Compiled, Scribed, and Edited
Robert Jan "Roy" van de Hoek, RC

Ballona Institute
322 Culver Blvd., Suite 317
Playa del Rey, California 90293
(310) 821-9045

Ernest Callenbach's Interdependence Definition
No humans or other living beings can survive without multiple interconnections with other organisms. You were totally dependent on your mother's body before birth, and after birth you depended on parents and community. Throughout our lives, we depend on other humans for safety, food, shelter, comfort, love, hope, and joy. But we also depend on the whole BIOSPHERE for AIR to breathe, food to eat, materials for shelter, removal of waste, and all other necessities. This was always recognized by indigenous peoples, who have lived by gathering food and hunting animals. It is just as true for urbanized and industrialized peoples, who typically know a lot about buying things yet almost nothing about how to produce or find the necessities of life.

All SPECIES in fact rely on many other species in complex webs of interdependence. Even though human interdependence with the natural order may not be obvious under modern conditions, it is profound. We only have to look a bit beneath the surface to see the interconnections. This page of paper, for instance, came from a tree. That tree's growth was powered by the energy of the sun, using CARBON from the air and NITROGEN and PHOSPHEROUS that BACTERIA and FUNGI enabled it to take from the SOIL. It depended on rain from the clouds and winds. Ultimately, the paper's nutrient contents will be recycled by decomposer organisms and enter a new round of growth.

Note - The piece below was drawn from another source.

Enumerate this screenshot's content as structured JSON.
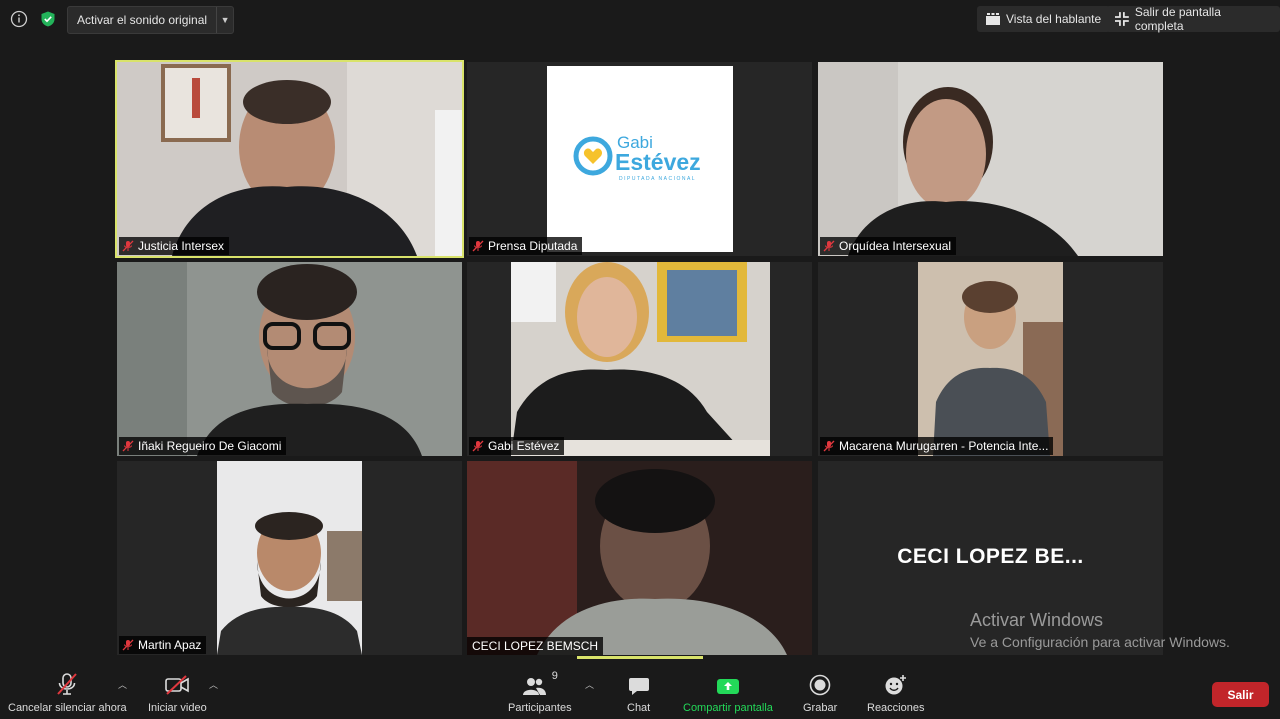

We and all the things we use and eat are linked not only to the life-driven CYCLES that bring us oxygen and essential nutrients but also to thousands of unknown organisms. Sometimes these connections are very intimate: in the human gut, bacteria aid digestion and produce essential vitamins. Minute PROTISTS of various kinds, together with small animals, float in the oceans where they help regulate the temperature of the atmosphere, produce oxygen, and feed fish and marine mammals. Without innumerable, though usually unnoticed, living companions such as these, we humans could not survive at all. In an ecological perspective, we are not alone but parts of an ancient, global, interdependent colleciton of living beings. With every breath, we provide essential carbon dioxide for plants, doing our part in keeping life going. Every other living being makes its contributions too. On a deeper level, SYMBIOSIS present or past connects every living being to others; strictly speaking, since none survives on its own, there is no such thing as a separate individual organism.

We humans sometimes imagine that we can dominate and control nature. But the lving world is not only much more vast than humanity, it is formidably complex, interconnected, and ever-changing in ways that are uncontrollable. We need to accept our interdependent role in the web of life and try to fill it responsibly.

Robert Jan "Roy" van de Hoek


Knowing Interdependence links naturally to Sustainability and Values. It's important and I hope that a careful reading of the defintion of INTERDEPENDENCE has lead you also to a better understanding of the definition of VALUES and SUSTAINABILITY by Ernest Callenbach.